=== Provided records ===

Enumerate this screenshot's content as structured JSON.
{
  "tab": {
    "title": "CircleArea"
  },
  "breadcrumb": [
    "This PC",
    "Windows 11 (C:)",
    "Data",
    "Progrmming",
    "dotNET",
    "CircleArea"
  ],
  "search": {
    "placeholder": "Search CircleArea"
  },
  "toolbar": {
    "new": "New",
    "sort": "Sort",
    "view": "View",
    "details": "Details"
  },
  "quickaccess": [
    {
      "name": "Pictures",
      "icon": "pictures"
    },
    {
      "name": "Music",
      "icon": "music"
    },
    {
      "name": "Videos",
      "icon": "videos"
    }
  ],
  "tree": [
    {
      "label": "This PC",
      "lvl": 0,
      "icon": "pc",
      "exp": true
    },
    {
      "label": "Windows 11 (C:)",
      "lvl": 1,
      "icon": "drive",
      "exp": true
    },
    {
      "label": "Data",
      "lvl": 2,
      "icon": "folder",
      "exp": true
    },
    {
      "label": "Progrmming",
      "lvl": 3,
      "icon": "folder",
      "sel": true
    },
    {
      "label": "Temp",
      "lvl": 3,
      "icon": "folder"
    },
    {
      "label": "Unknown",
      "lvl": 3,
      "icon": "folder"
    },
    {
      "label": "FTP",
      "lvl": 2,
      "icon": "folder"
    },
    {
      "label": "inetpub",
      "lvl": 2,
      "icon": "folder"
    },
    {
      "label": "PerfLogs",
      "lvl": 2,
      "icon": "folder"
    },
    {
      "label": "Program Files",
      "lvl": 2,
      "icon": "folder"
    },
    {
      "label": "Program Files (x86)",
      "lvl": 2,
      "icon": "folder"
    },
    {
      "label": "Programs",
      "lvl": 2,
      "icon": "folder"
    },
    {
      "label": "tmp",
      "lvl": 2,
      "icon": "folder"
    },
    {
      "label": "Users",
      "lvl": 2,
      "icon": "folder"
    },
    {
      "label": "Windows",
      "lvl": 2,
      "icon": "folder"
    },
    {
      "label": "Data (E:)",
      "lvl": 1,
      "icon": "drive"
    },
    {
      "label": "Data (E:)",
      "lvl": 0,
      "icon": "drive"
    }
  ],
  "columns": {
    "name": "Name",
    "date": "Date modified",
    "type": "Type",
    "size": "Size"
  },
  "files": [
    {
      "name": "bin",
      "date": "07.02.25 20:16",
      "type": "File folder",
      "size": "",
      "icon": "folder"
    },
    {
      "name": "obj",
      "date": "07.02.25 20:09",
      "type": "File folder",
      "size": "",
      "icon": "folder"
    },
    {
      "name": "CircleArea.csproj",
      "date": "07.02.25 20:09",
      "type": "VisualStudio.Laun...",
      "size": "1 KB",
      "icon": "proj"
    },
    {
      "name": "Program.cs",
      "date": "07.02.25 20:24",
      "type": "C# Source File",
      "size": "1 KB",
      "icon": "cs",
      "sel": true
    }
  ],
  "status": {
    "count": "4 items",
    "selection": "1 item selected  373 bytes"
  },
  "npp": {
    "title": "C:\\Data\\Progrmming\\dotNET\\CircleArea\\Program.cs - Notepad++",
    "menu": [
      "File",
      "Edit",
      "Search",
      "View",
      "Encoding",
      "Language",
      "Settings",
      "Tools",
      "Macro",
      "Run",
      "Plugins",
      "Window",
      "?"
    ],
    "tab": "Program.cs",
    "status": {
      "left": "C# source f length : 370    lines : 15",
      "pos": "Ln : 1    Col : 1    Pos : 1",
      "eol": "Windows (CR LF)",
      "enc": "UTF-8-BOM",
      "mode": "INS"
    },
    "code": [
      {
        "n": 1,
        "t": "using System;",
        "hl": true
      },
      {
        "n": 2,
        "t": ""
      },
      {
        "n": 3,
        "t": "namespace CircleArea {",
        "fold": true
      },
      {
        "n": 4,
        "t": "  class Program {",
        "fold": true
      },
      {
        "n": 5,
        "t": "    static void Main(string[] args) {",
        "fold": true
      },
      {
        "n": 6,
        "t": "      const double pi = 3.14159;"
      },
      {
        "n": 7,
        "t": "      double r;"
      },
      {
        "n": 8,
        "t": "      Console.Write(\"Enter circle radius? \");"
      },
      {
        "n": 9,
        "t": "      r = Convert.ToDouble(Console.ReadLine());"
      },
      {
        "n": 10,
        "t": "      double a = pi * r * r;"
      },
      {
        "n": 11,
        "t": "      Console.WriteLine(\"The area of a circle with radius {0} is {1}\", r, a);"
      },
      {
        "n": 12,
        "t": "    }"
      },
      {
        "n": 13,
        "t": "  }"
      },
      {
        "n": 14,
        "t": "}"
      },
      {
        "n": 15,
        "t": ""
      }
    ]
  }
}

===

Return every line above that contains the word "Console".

» **Response to this task**
        "t": "      Console.Write(\"Enter circle radius? \");"
        "t": "      r = Convert.ToDouble(Console.ReadLine());"
        "t": "      Console.WriteLine(\"The area of a circle with radius {0} is {1}\", r, a);"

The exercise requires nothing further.